ASSIGNMENT: All of the data should be copied exactly, with the pictures left out.

Segment Start: DATA EXTRACTS

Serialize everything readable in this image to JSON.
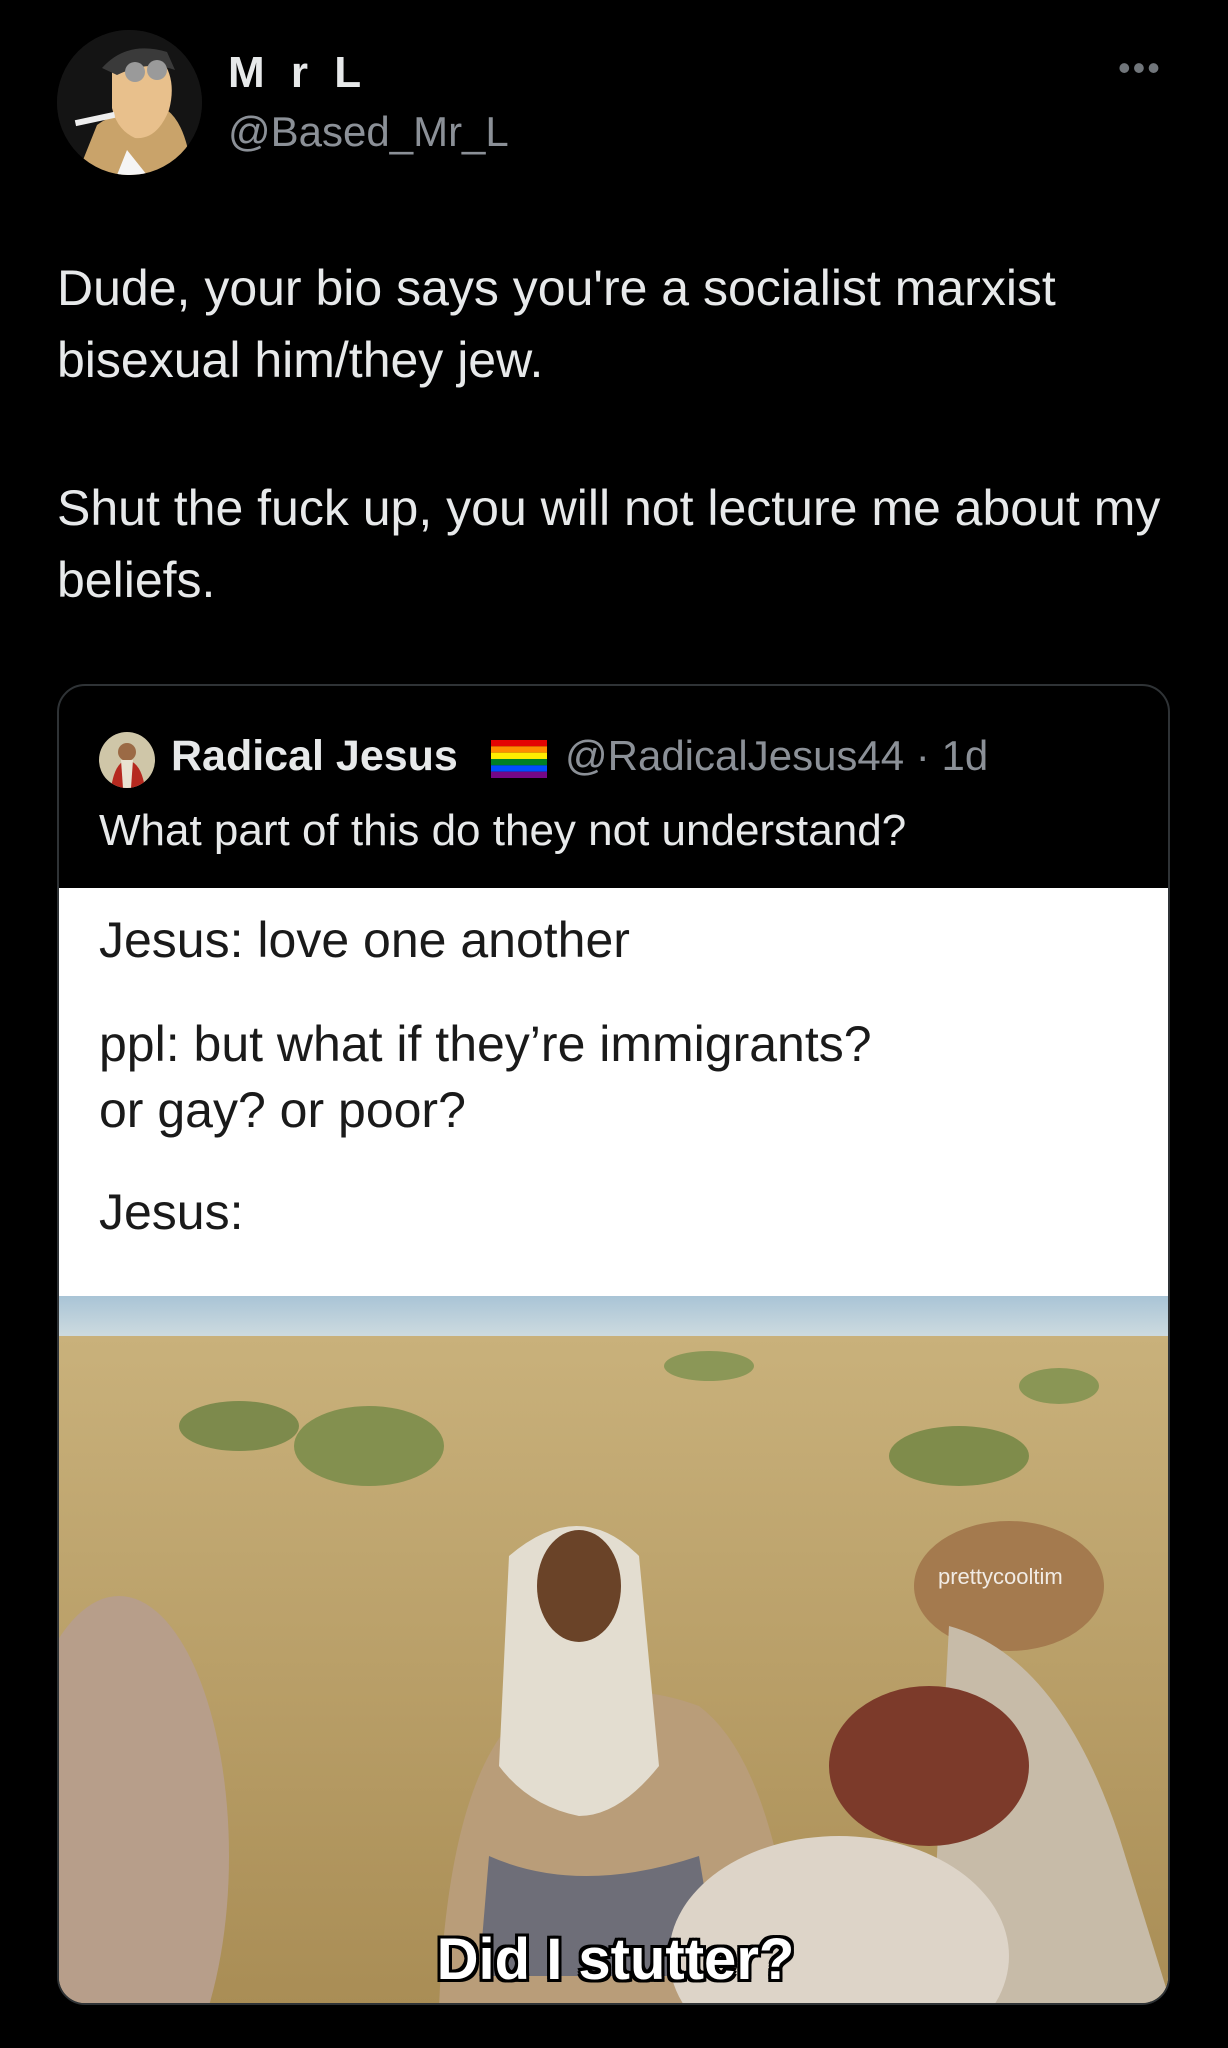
{
  "author": {
    "name": "M r L",
    "handle": "@Based_Mr_L",
    "avatar_icon": "cartoon-man-avatar"
  },
  "menu_icon": "more-horizontal-icon",
  "more_glyph": "•••",
  "tweet": {
    "paragraph1": "Dude, your bio says you're a socialist marxist bisexual him/they jew.",
    "paragraph2": "Shut the fuck up, you will not lecture me about my beliefs."
  },
  "quoted": {
    "name": "Radical Jesus",
    "flag_icon": "rainbow-flag-icon",
    "handle_time": "@RadicalJesus44 · 1d",
    "text": "What part of this do they not understand?",
    "meme": {
      "line1": "Jesus: love one another",
      "line2": "ppl: but what if they’re immigrants?",
      "line3": "or gay? or poor?",
      "line4": "Jesus:",
      "caption": "Did I stutter?",
      "watermark": "prettycooltim"
    }
  },
  "colors": {
    "background": "#000000",
    "text": "#e7e9ea",
    "secondary": "#8b9097",
    "border": "#2f3336"
  }
}
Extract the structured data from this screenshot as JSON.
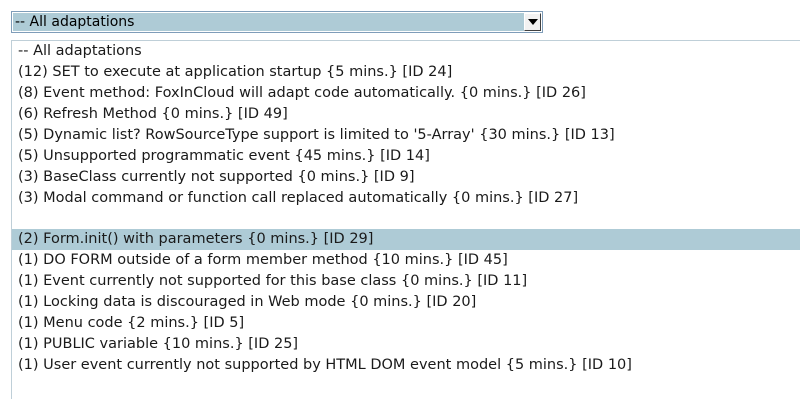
{
  "combo": {
    "selected_label": "-- All adaptations",
    "button_icon": "chevron-down-icon"
  },
  "dropdown": {
    "selected_index": 9,
    "selection_color": "#aecbd6",
    "options": [
      "-- All adaptations",
      "(12) SET to execute at application startup {5 mins.} [ID 24]",
      "(8) Event method: FoxInCloud will adapt code automatically. {0 mins.} [ID 26]",
      "(6) Refresh Method {0 mins.} [ID 49]",
      "(5) Dynamic list? RowSourceType support is limited to '5-Array' {30 mins.} [ID 13]",
      "(5) Unsupported programmatic event {45 mins.} [ID 14]",
      "(3) BaseClass currently not supported {0 mins.} [ID 9]",
      "(3) Modal command or function call replaced automatically {0 mins.} [ID 27]",
      "(2) Form.init() with parameters {0 mins.} [ID 29]",
      "(1) DO FORM outside of a form member method {10 mins.} [ID 45]",
      "(1) Event currently not supported for this base class {0 mins.} [ID 11]",
      "(1) Locking data is discouraged in Web mode {0 mins.} [ID 20]",
      "(1) Menu code {2 mins.} [ID 5]",
      "(1) PUBLIC variable {10 mins.} [ID 25]",
      "(1) User event currently not supported by HTML DOM event model {5 mins.} [ID 10]"
    ]
  }
}
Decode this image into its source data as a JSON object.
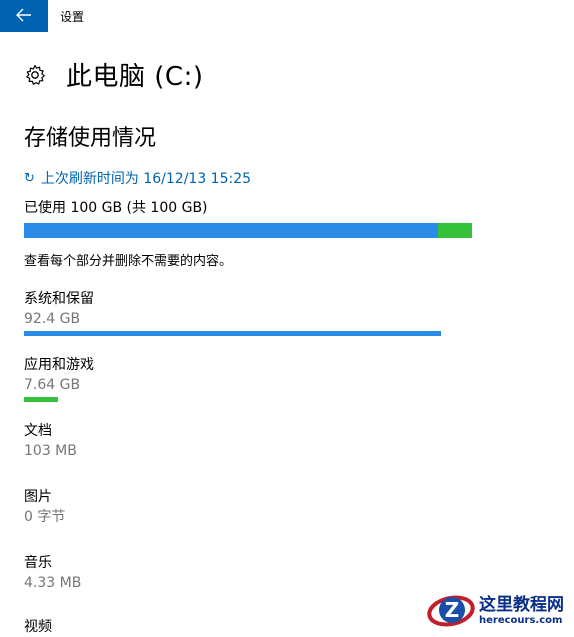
{
  "app": {
    "title": "设置"
  },
  "header": {
    "title": "此电脑 (C:)"
  },
  "storage": {
    "section_title": "存储使用情况",
    "refresh_text": "上次刷新时间为 16/12/13 15:25",
    "used_text": "已使用 100 GB (共 100 GB)",
    "description": "查看每个部分并删除不需要的内容。",
    "total_bar": {
      "segments": [
        {
          "name": "系统和保留",
          "fraction": 0.924,
          "color": "#2b8ce8"
        },
        {
          "name": "应用和游戏",
          "fraction": 0.0764,
          "color": "#35c13a"
        }
      ]
    },
    "categories": [
      {
        "name": "系统和保留",
        "size": "92.4 GB",
        "fraction": 0.924,
        "color": "#2b8ce8"
      },
      {
        "name": "应用和游戏",
        "size": "7.64 GB",
        "fraction": 0.0764,
        "color": "#35c13a"
      },
      {
        "name": "文档",
        "size": "103 MB",
        "fraction": 0,
        "color": "#2b8ce8"
      },
      {
        "name": "图片",
        "size": "0 字节",
        "fraction": 0,
        "color": "#2b8ce8"
      },
      {
        "name": "音乐",
        "size": "4.33 MB",
        "fraction": 0,
        "color": "#2b8ce8"
      },
      {
        "name": "视频",
        "size": "",
        "fraction": 0,
        "color": "#2b8ce8"
      }
    ]
  },
  "watermark": {
    "cn": "这里教程网",
    "en": "herecours.com"
  },
  "colors": {
    "accent": "#0063b1",
    "blue_bar": "#2b8ce8",
    "green_bar": "#35c13a"
  }
}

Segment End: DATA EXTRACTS

SOLUTION FOR THIS EXERCISE:
Serialize everything readable in this image to JSON.
{
  "author": {
    "name": "M r L",
    "handle": "@Based_Mr_L",
    "avatar_icon": "cartoon-man-avatar"
  },
  "menu_icon": "more-horizontal-icon",
  "more_glyph": "•••",
  "tweet": {
    "paragraph1": "Dude, your bio says you're a socialist marxist bisexual him/they jew.",
    "paragraph2": "Shut the fuck up, you will not lecture me about my beliefs."
  },
  "quoted": {
    "name": "Radical Jesus",
    "flag_icon": "rainbow-flag-icon",
    "handle_time": "@RadicalJesus44 · 1d",
    "text": "What part of this do they not understand?",
    "meme": {
      "line1": "Jesus: love one another",
      "line2": "ppl: but what if they’re immigrants?",
      "line3": "or gay? or poor?",
      "line4": "Jesus:",
      "caption": "Did I stutter?",
      "watermark": "prettycooltim"
    }
  },
  "colors": {
    "background": "#000000",
    "text": "#e7e9ea",
    "secondary": "#8b9097",
    "border": "#2f3336"
  }
}
Extract the structured data from this screenshot as JSON.
{
  "combo": {
    "selected_label": "-- All adaptations",
    "button_icon": "chevron-down-icon"
  },
  "dropdown": {
    "selected_index": 9,
    "selection_color": "#aecbd6",
    "options": [
      "-- All adaptations",
      "(12) SET to execute at application startup {5 mins.} [ID 24]",
      "(8) Event method: FoxInCloud will adapt code automatically. {0 mins.} [ID 26]",
      "(6) Refresh Method {0 mins.} [ID 49]",
      "(5) Dynamic list? RowSourceType support is limited to '5-Array' {30 mins.} [ID 13]",
      "(5) Unsupported programmatic event {45 mins.} [ID 14]",
      "(3) BaseClass currently not supported {0 mins.} [ID 9]",
      "(3) Modal command or function call replaced automatically {0 mins.} [ID 27]",
      "(2) Form.init() with parameters {0 mins.} [ID 29]",
      "(1) DO FORM outside of a form member method {10 mins.} [ID 45]",
      "(1) Event currently not supported for this base class {0 mins.} [ID 11]",
      "(1) Locking data is discouraged in Web mode {0 mins.} [ID 20]",
      "(1) Menu code {2 mins.} [ID 5]",
      "(1) PUBLIC variable {10 mins.} [ID 25]",
      "(1) User event currently not supported by HTML DOM event model {5 mins.} [ID 10]"
    ]
  }
}
Decode this image into its source data as a JSON object.
{
  "app": {
    "title": "设置"
  },
  "header": {
    "title": "此电脑 (C:)"
  },
  "storage": {
    "section_title": "存储使用情况",
    "refresh_text": "上次刷新时间为 16/12/13 15:25",
    "used_text": "已使用 100 GB (共 100 GB)",
    "description": "查看每个部分并删除不需要的内容。",
    "total_bar": {
      "segments": [
        {
          "name": "系统和保留",
          "fraction": 0.924,
          "color": "#2b8ce8"
        },
        {
          "name": "应用和游戏",
          "fraction": 0.0764,
          "color": "#35c13a"
        }
      ]
    },
    "categories": [
      {
        "name": "系统和保留",
        "size": "92.4 GB",
        "fraction": 0.924,
        "color": "#2b8ce8"
      },
      {
        "name": "应用和游戏",
        "size": "7.64 GB",
        "fraction": 0.0764,
        "color": "#35c13a"
      },
      {
        "name": "文档",
        "size": "103 MB",
        "fraction": 0,
        "color": "#2b8ce8"
      },
      {
        "name": "图片",
        "size": "0 字节",
        "fraction": 0,
        "color": "#2b8ce8"
      },
      {
        "name": "音乐",
        "size": "4.33 MB",
        "fraction": 0,
        "color": "#2b8ce8"
      },
      {
        "name": "视频",
        "size": "",
        "fraction": 0,
        "color": "#2b8ce8"
      }
    ]
  },
  "watermark": {
    "cn": "这里教程网",
    "en": "herecours.com"
  },
  "colors": {
    "accent": "#0063b1",
    "blue_bar": "#2b8ce8",
    "green_bar": "#35c13a"
  }
}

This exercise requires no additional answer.